Figure 1‑3 Informal Illustration of Sources and Uses of ATIS Information 2
Figure 1‑4 The Range of Dynamic Traveler Information Services 4
Figure 1‑5 A Generalized Model of ATIS Functions and ServicesError: Reference source not found 5
Figure 3‑6 A Simplified Structured Analysis Model of ATIS Data Fusion 2
Figure 3‑7 Data Fusion Draws From And Contributes To A Number of Overlapping Disciplines 12
Figure 3‑8 Data Centric and Model-Centric ATIS Data Fusion Activities 14
Figure 4‑9 A Data Fusion Model Applicable to ATIS 4
Figure 4‑10 Levels Of Object Identification 11
Figure 4‑11 The Major Techniques Appropriate For ATIS Object Identification (Level 1) 12
Figure 4‑12 The Relative Merits of Level 1 Data Fusion Techniques 21
Figure 4‑13 Data Quality Categories, Dimensions, And Techniques for Assessing 32
Figure 5‑14 Major Process Steps For Developing An ATIS Data Fusion System 2
Figure 5‑15 A Systematic Approach for Selection and Testing of A Data Fusion Algorithms 4
ATIS Advanced Traveler Information System
AVI Automatic Vehicle Identification
AVL Automatic Vehicle Location
CATV Cable Television
CVO Commercial Vehicle Operations/Operator
CORBA Common Object Request Broker Architecture
DATEX-ASN.1 DATa Exchange in Abstract Syntax Notation One
DMS Dynamic Message Signs
FHWA Federal Highway Administration, USDOT
FOT Field Operational Test
FTP File Transfer Protocol
GPS Global Positioning System
HAR Highway Advisory Radio
HTML HyperText Markup Language
IEEE Institute of Electrical and Electronics Engineers
IM Incident Management
ISP Internet Service Provider
ITS Intelligent Transportation Systems
IVR Interactive Voice Recognition
JDL Joint Directors of Laboratories (U.S. government laboratories)
MMDI Metropolitan Model Deployment Initiative
NTCIP National Transportation Communications for Intelligent Transportation System Protocols

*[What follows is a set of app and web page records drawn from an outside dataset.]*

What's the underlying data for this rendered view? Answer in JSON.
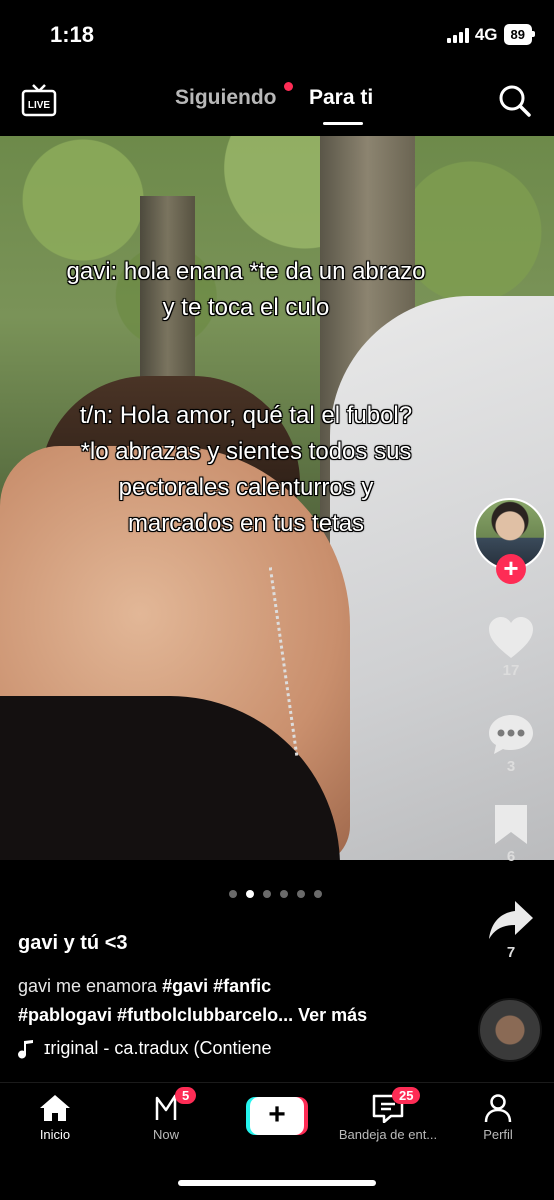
{
  "status_bar": {
    "time": "1:18",
    "network": "4G",
    "battery": "89"
  },
  "top_nav": {
    "live_label": "LIVE",
    "following_label": "Siguiendo",
    "foryou_label": "Para ti"
  },
  "video": {
    "overlay_line1": "gavi: hola enana *te da un abrazo y te toca el culo",
    "overlay_line2": "t/n: Hola amor, qué tal el fubol? *lo abrazas y sientes todos sus pectorales calenturros y marcados en tus tetas",
    "slide_count": 6,
    "active_slide": 2
  },
  "actions": {
    "likes": "17",
    "comments": "3",
    "saves": "6",
    "shares": "7"
  },
  "caption": {
    "username": "gavi y tú <3",
    "text": "gavi me enamora ",
    "tags": [
      "#gavi",
      "#fanfic",
      "#pablogavi",
      "#futbolclubbarcelo..."
    ],
    "more": "Ver más",
    "music": "ɪriginal - ca.tradux (Contiene"
  },
  "tabbar": {
    "home": "Inicio",
    "now": "Now",
    "now_badge": "5",
    "inbox": "Bandeja de ent...",
    "inbox_badge": "25",
    "profile": "Perfil",
    "create": "+"
  },
  "colors": {
    "accent_red": "#fe2c55",
    "accent_cyan": "#25f4ee",
    "background": "#000000"
  }
}
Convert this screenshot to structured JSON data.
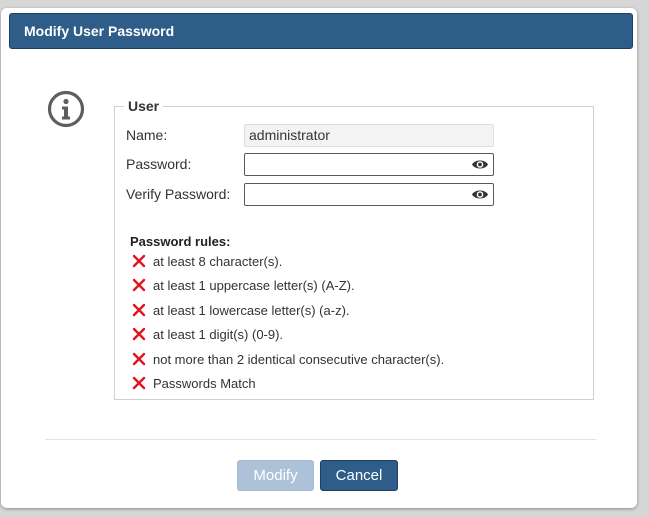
{
  "dialog": {
    "title": "Modify User Password",
    "info_icon": "info-circle-icon"
  },
  "user_section": {
    "legend": "User",
    "name_label": "Name:",
    "name_value": "administrator",
    "password_label": "Password:",
    "password_value": "",
    "verify_label": "Verify Password:",
    "verify_value": "",
    "eye_icon": "eye-icon"
  },
  "rules": {
    "title": "Password rules:",
    "status_icon": "x-mark-icon",
    "items": [
      {
        "text": "at least 8 character(s).",
        "met": false
      },
      {
        "text": "at least 1 uppercase letter(s) (A-Z).",
        "met": false
      },
      {
        "text": "at least 1 lowercase letter(s) (a-z).",
        "met": false
      },
      {
        "text": "at least 1 digit(s) (0-9).",
        "met": false
      },
      {
        "text": "not more than 2 identical consecutive character(s).",
        "met": false
      },
      {
        "text": "Passwords Match",
        "met": false
      }
    ]
  },
  "buttons": {
    "modify_label": "Modify",
    "modify_enabled": false,
    "cancel_label": "Cancel"
  },
  "colors": {
    "titlebar": "#2d5d88",
    "button_primary": "#2d5d88",
    "button_disabled": "#adc2d9",
    "rule_fail": "#e0141e"
  }
}
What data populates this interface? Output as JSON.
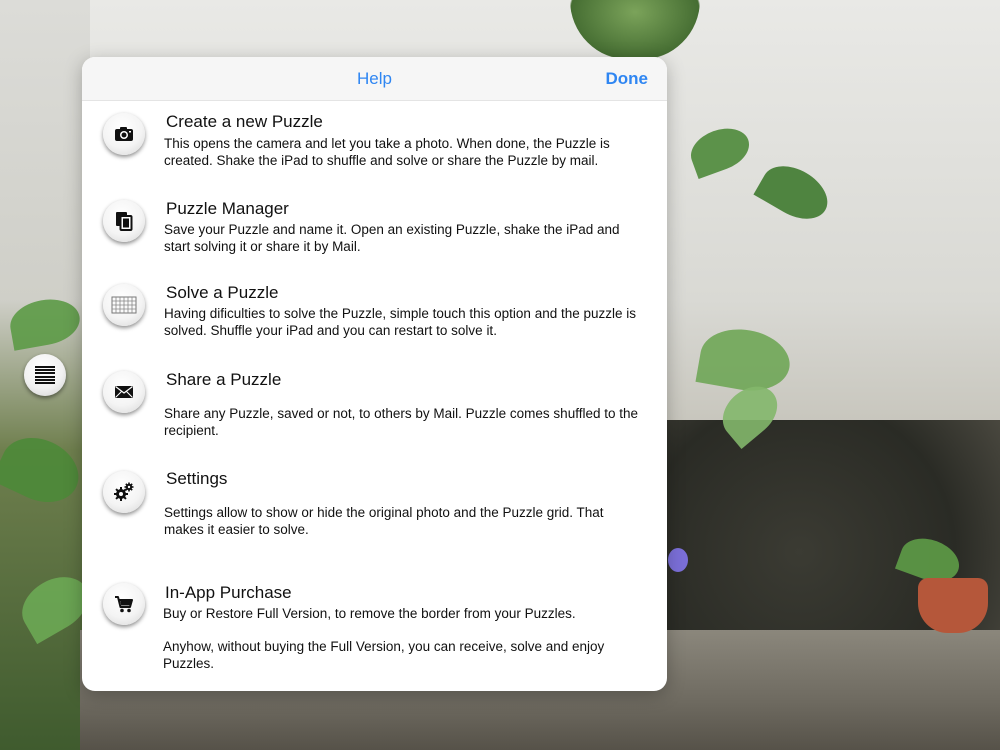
{
  "header": {
    "title": "Help",
    "done_label": "Done"
  },
  "items": [
    {
      "icon": "camera-icon",
      "title": "Create a new Puzzle",
      "description": "This opens the camera and let you take a photo. When done, the Puzzle is created. Shake the iPad to shuffle and solve or share the Puzzle by mail."
    },
    {
      "icon": "copy-documents-icon",
      "title": "Puzzle Manager",
      "description": "Save your Puzzle and name it. Open an existing Puzzle, shake the iPad and start solving it or share it by Mail."
    },
    {
      "icon": "puzzle-grid-icon",
      "title": "Solve a Puzzle",
      "description": "Having dificulties to solve the Puzzle, simple touch this option and the puzzle is solved. Shuffle your iPad and you can restart to solve it."
    },
    {
      "icon": "envelope-icon",
      "title": "Share a Puzzle",
      "description": "Share any Puzzle, saved or not, to others by Mail. Puzzle comes shuffled to the recipient."
    },
    {
      "icon": "gears-icon",
      "title": "Settings",
      "description": "Settings allow to show or hide the original photo and the Puzzle grid. That makes it easier to solve."
    },
    {
      "icon": "shopping-cart-icon",
      "title": "In-App Purchase",
      "description": "Buy or Restore Full Version, to remove the border from your Puzzles.",
      "description2": "Anyhow, without buying the Full Version, you can receive, solve and enjoy Puzzles."
    }
  ],
  "floating_button": {
    "icon": "menu-lines-icon"
  }
}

PDA Personal Digital Assistant
RAID Redundant Array of Inexpensive Disks
RFID Radio Frequency Identification
SDO Standard Development Organization
SE Systems Engineering
SNMP Simple Network Management Protocol
SQL Structured Query language
STMP Simple Transportation Management Protocol
TFTP Trivial File Transfer Protocol
TMC Traffic Management Center
USDOT United States Department of Transportation
VMS Variable Message Signs
W3C World Wide Web Consortium
WIM Weigh In Motion
WWW World Wide Web
XML Extensible Markup Language